Still smiling, but more focused now, Pancho is ready to launch and join Julie:
Steve Kane signals for Pancho;
Steve running Pancho's wing a few seconds later:
Carl ready for takeoff with Harold in the back seat with camera ready.
In Carl's own words;
"Harold and I were up in Big Bird for 2.2 hours, reaching a max altitude of 5,100 ft. Harold should have some good pictures of Julie and Pancho thermalling with us. We also took a trip out to the first ridge line (my first) and found a bit of lift there."
Here are some more images, of other sailplanes, courtesy of Harold:
Look closely and you can see Julie's head "on swivel" keeping an eye on the traffic:

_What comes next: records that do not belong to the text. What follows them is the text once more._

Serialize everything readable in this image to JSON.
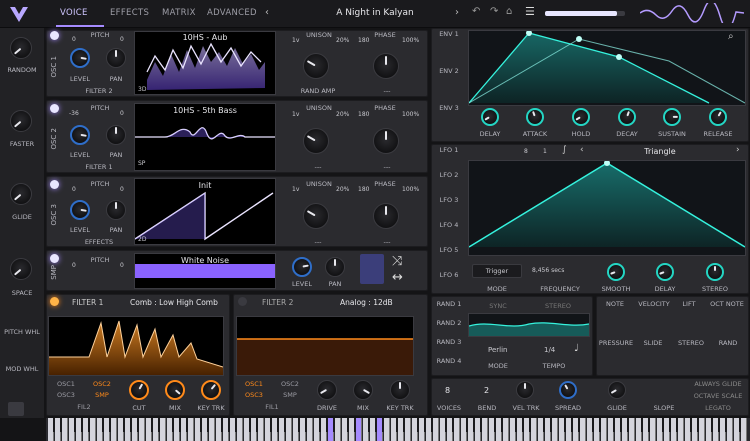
{
  "header": {
    "tabs": [
      "VOICE",
      "EFFECTS",
      "MATRIX",
      "ADVANCED"
    ],
    "active_tab": "VOICE",
    "preset_name": "A Night in Kalyan"
  },
  "macros": [
    {
      "label": "RANDOM"
    },
    {
      "label": "FASTER"
    },
    {
      "label": "GLIDE"
    },
    {
      "label": "SPACE"
    }
  ],
  "left_wheels": {
    "pitch": "PITCH WHL",
    "mod": "MOD WHL"
  },
  "oscillators": [
    {
      "name": "OSC 1",
      "pitch_label": "PITCH",
      "pitch_left": "0",
      "pitch_right": "0",
      "level": "LEVEL",
      "pan": "PAN",
      "route": "FILTER 2",
      "wavetable": "10HS - Aub",
      "dim": "3D",
      "unison_label": "UNISON",
      "unison_voices": "1v",
      "unison_amt": "20%",
      "phase_label": "PHASE",
      "phase_deg": "180",
      "phase_amt": "100%",
      "bottom_mid": "RAND AMP",
      "bottom_right": "---"
    },
    {
      "name": "OSC 2",
      "pitch_label": "PITCH",
      "pitch_left": "-36",
      "pitch_right": "0",
      "level": "LEVEL",
      "pan": "PAN",
      "route": "FILTER 1",
      "wavetable": "10HS - 5th Bass",
      "dim": "SP",
      "unison_label": "UNISON",
      "unison_voices": "1v",
      "unison_amt": "20%",
      "phase_label": "PHASE",
      "phase_deg": "180",
      "phase_amt": "100%",
      "bottom_mid": "---",
      "bottom_right": "---"
    },
    {
      "name": "OSC 3",
      "pitch_label": "PITCH",
      "pitch_left": "0",
      "pitch_right": "0",
      "level": "LEVEL",
      "pan": "PAN",
      "route": "EFFECTS",
      "wavetable": "Init",
      "dim": "2D",
      "unison_label": "UNISON",
      "unison_voices": "1v",
      "unison_amt": "20%",
      "phase_label": "PHASE",
      "phase_deg": "180",
      "phase_amt": "100%",
      "bottom_mid": "---",
      "bottom_right": "---"
    }
  ],
  "smp": {
    "name": "SMP",
    "pitch_label": "PITCH",
    "pitch_left": "0",
    "pitch_right": "0",
    "sample": "White Noise",
    "level": "LEVEL",
    "pan": "PAN"
  },
  "filter1": {
    "title": "FILTER 1",
    "type": "Comb : Low High Comb",
    "osc": [
      "OSC1",
      "OSC2",
      "OSC3",
      "SMP",
      "FIL2"
    ],
    "knobs": [
      "CUT",
      "MIX",
      "KEY TRK"
    ]
  },
  "filter2": {
    "title": "FILTER 2",
    "type": "Analog : 12dB",
    "osc": [
      "OSC1",
      "OSC2",
      "OSC3",
      "SMP",
      "FIL1"
    ],
    "knobs": [
      "DRIVE",
      "MIX",
      "KEY TRK"
    ]
  },
  "envelopes": {
    "tabs": [
      "ENV 1",
      "ENV 2",
      "ENV 3"
    ],
    "knobs": [
      "DELAY",
      "ATTACK",
      "HOLD",
      "DECAY",
      "SUSTAIN",
      "RELEASE"
    ]
  },
  "lfos": {
    "tabs": [
      "LFO 1",
      "LFO 2",
      "LFO 3",
      "LFO 4",
      "LFO 5",
      "LFO 6"
    ],
    "shape": "Triangle",
    "num_a": "8",
    "num_b": "1",
    "trigger": "Trigger",
    "freq_value": "8,456 secs",
    "labels": [
      "MODE",
      "FREQUENCY",
      "SMOOTH",
      "DELAY",
      "STEREO"
    ]
  },
  "randoms": {
    "tabs": [
      "RAND 1",
      "RAND 2",
      "RAND 3",
      "RAND 4"
    ],
    "sync": "SYNC",
    "stereo": "STEREO",
    "mode_value": "Perlin",
    "tempo_value": "1/4",
    "mode_label": "MODE",
    "tempo_label": "TEMPO"
  },
  "voice": {
    "note": "NOTE",
    "velocity": "VELOCITY",
    "lift": "LIFT",
    "oct_note": "OCT NOTE",
    "pressure": "PRESSURE",
    "slide": "SLIDE",
    "stereo": "STEREO",
    "rand": "RAND",
    "voices_value": "8",
    "bend_value": "2",
    "voices": "VOICES",
    "bend": "BEND",
    "vel_trk": "VEL TRK",
    "spread": "SPREAD",
    "glide": "GLIDE",
    "slope": "SLOPE",
    "always_glide": "ALWAYS GLIDE",
    "octave_scale": "OCTAVE SCALE",
    "legato": "LEGATO"
  },
  "colors": {
    "accent": "#a58bff",
    "teal": "#24d6c4",
    "orange": "#ff8a1a",
    "blue": "#2f6ec9"
  }
}
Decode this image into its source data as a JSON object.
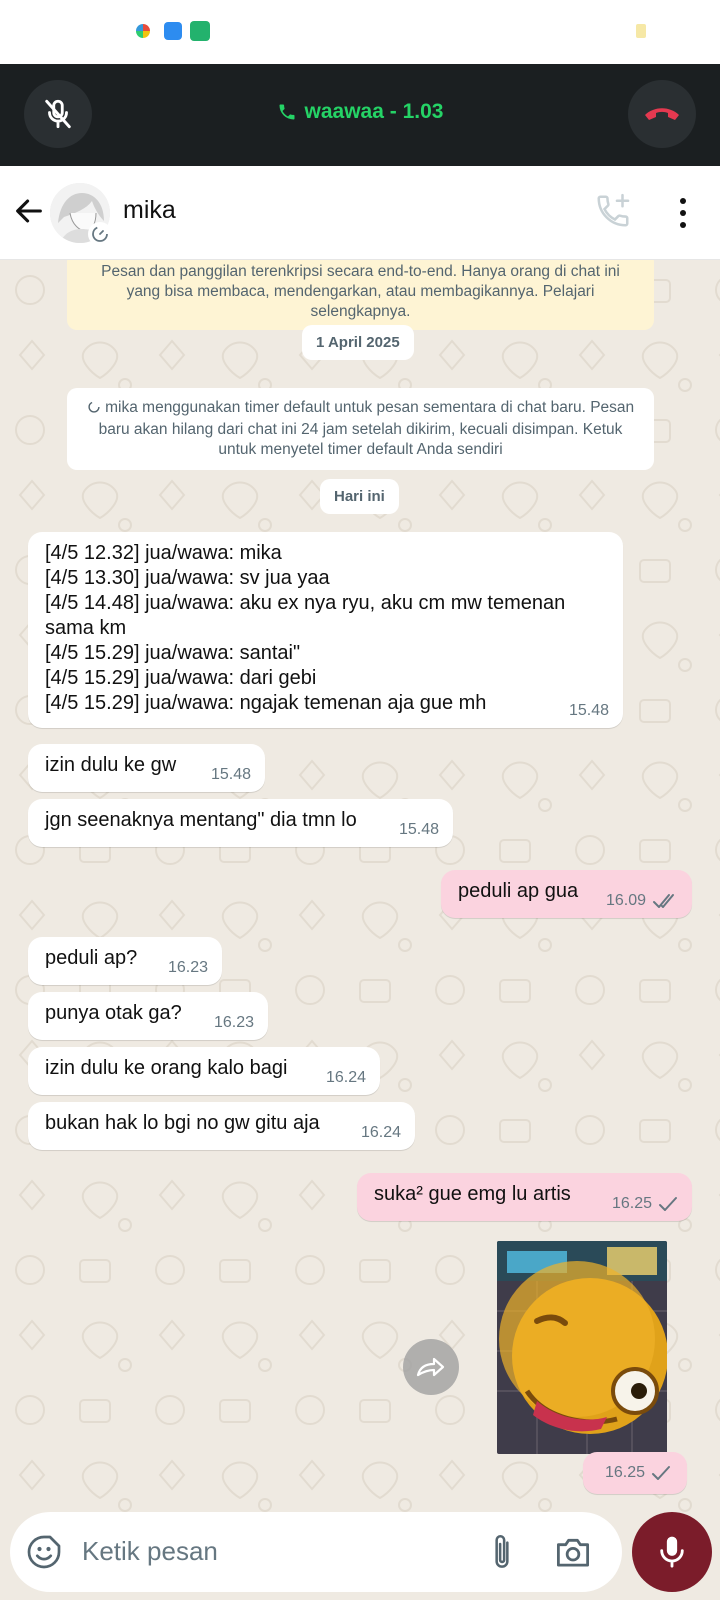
{
  "call": {
    "title": "waawaa - 1.03"
  },
  "contact": {
    "name": "mika"
  },
  "encryption_notice": "Pesan dan panggilan terenkripsi secara end-to-end. Hanya orang di chat ini yang bisa membaca, mendengarkan, atau membagikannya. Pelajari selengkapnya.",
  "dates": {
    "first": "1 April 2025",
    "today": "Hari ini"
  },
  "timer_notice": "mika menggunakan timer default untuk pesan sementara di chat baru. Pesan baru akan hilang dari chat ini 24 jam setelah dikirim, kecuali disimpan. Ketuk untuk menyetel timer default Anda sendiri",
  "messages": [
    {
      "dir": "in",
      "text": "[4/5 12.32] jua/wawa: mika\n[4/5 13.30] jua/wawa: sv jua yaa\n[4/5 14.48] jua/wawa: aku ex nya ryu, aku cm mw temenan sama km\n[4/5 15.29] jua/wawa: santai\"\n[4/5 15.29] jua/wawa: dari gebi\n[4/5 15.29] jua/wawa: ngajak temenan aja gue mh",
      "time": "15.48"
    },
    {
      "dir": "in",
      "text": "izin dulu ke gw",
      "time": "15.48"
    },
    {
      "dir": "in",
      "text": "jgn seenaknya mentang\" dia tmn lo",
      "time": "15.48"
    },
    {
      "dir": "out",
      "text": "peduli ap gua",
      "time": "16.09",
      "status": "read"
    },
    {
      "dir": "in",
      "text": "peduli ap?",
      "time": "16.23"
    },
    {
      "dir": "in",
      "text": "punya otak ga?",
      "time": "16.23"
    },
    {
      "dir": "in",
      "text": "izin dulu ke orang kalo bagi",
      "time": "16.24"
    },
    {
      "dir": "in",
      "text": "bukan hak lo bgi no gw gitu aja",
      "time": "16.24"
    },
    {
      "dir": "out",
      "text": "suka² gue emg lu artis",
      "time": "16.25",
      "status": "sent"
    },
    {
      "dir": "out",
      "type": "image",
      "time": "16.25",
      "status": "sent"
    }
  ],
  "composer": {
    "placeholder": "Ketik pesan"
  },
  "colors": {
    "accent": "#25d366",
    "out_bubble": "#fbd3df",
    "end_call": "#e53950",
    "mic": "#7b1c2a"
  },
  "icons": [
    "mute-mic-icon",
    "phone-icon",
    "end-call-icon",
    "back-arrow-icon",
    "add-call-icon",
    "more-options-icon",
    "forward-icon",
    "emoji-icon",
    "attach-icon",
    "camera-icon",
    "mic-icon"
  ]
}
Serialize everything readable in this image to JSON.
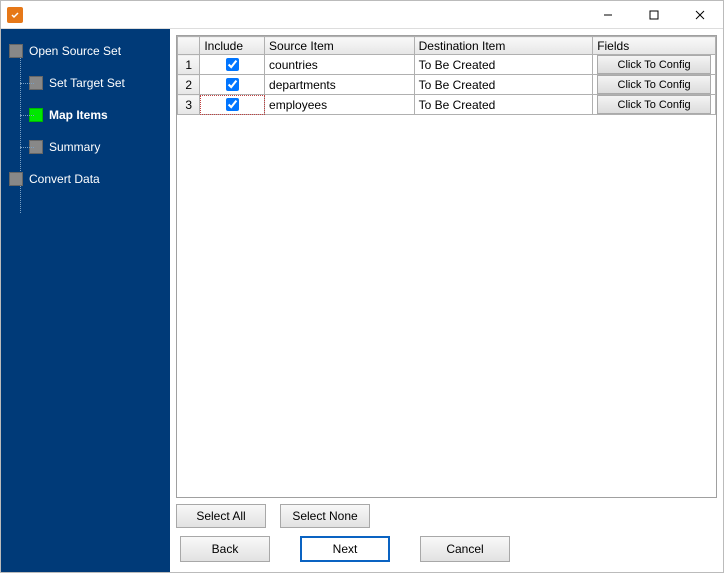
{
  "window": {
    "title": ""
  },
  "sidebar": {
    "items": [
      {
        "label": "Open Source Set",
        "active": false,
        "child": false
      },
      {
        "label": "Set Target Set",
        "active": false,
        "child": true
      },
      {
        "label": "Map Items",
        "active": true,
        "child": true
      },
      {
        "label": "Summary",
        "active": false,
        "child": true
      },
      {
        "label": "Convert Data",
        "active": false,
        "child": false
      }
    ]
  },
  "grid": {
    "headers": {
      "include": "Include",
      "source": "Source Item",
      "dest": "Destination Item",
      "fields": "Fields"
    },
    "config_button_label": "Click To Config",
    "rows": [
      {
        "n": "1",
        "include": true,
        "source": "countries",
        "dest": "To Be Created"
      },
      {
        "n": "2",
        "include": true,
        "source": "departments",
        "dest": "To Be Created"
      },
      {
        "n": "3",
        "include": true,
        "source": "employees",
        "dest": "To Be Created"
      }
    ]
  },
  "buttons": {
    "select_all": "Select All",
    "select_none": "Select None",
    "back": "Back",
    "next": "Next",
    "cancel": "Cancel"
  }
}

Look closely and you can see Jim's head on swivel, too, as he is looking for that "Big Bird."
We flew for 1.8 hours with no variometer. (A vario is not legally required in a 2-33, but needs to be placarded as "inoperative" if it is installed the glider but not working.) "It made me concentrate more on the "seat of the pants feel" for what is going on. Sometimes it was hard to tell if a little bump was indeed lift or just a decrease in sink. Looking at the ground would give a long term progress report, and frequent gentle taps on the altimeter would give us quick feedback if we were in the right spot or it was time to move somewhere else.
Of course, having Alex on board, with his knowledge of lift spots, I ventured further than I would have by myself.
At one point we saw Big Bird in a thermal that was better than our thermal, and decided to join them. But we did not get in sync to mine or Alex's satisfaction. I could not figure out what "Big Bird" was doing, or even be assured "Big Bird" even saw "Orange Crush." (Looking at the pictures now, it is clear he was maneuvering for a picture.) I had no idea that it was still Carl and Harold in "Big Bird," so long after they had launched, so when they got into a position that we could not see them, (two pictures above), we decided it was time to go find our own thermal.
As we were heading back to the gliderport--for the third time--I saw a couple of crows, which had found some lift but with an occasional flap of their wings. I joined with them for a turn and a half, but as I rose to about 30 feet beneath them, they must have decided they were lower on the food chain than an "Orange Crush," and they left as quick as they could, unlike Julie and Pancho's Golden Eagle!
Alex asked me to, "throw in something about you focusing on the accuracy landings in prep for your commercial checkride." The accuracy of landings and rolling out to the desired spot were slow coming for me. Almost all of my flying since 1985 has been in the Cessna 210. What is a normal sight picture on short final in the 2-33 is well past the time I should have aborted the landing in the 210. The sight picture at the desired touchdown point in the SGS-2:33 would have been too late to go around and without enough room to get the 210 stopped. If I had ever seen that picture through the windshield of the 210 of so little runway left, I can only imagine rolling the plane into a ball of scrap aluminum after it speeds past the end of the runway into a ditch, or buries the nosewheel in soft ground and does a forward flip, or slams into an obstruction. I had to really push myself to get over that. Meeting the PTS landing goal is starting to happen!
Alex overseeing Jim flying, and also showing his mastery of finding lift.
5:59 PM and Pancho is on short final:
Just about to touchdown. What a day!
Remember Morgan taking off at 1:37? He is landing at 6:01 PM, 4 hours and 24 minutes after launch.
All good things must come to an end--putting the birds away:
It was a great day to be at the Gliderport.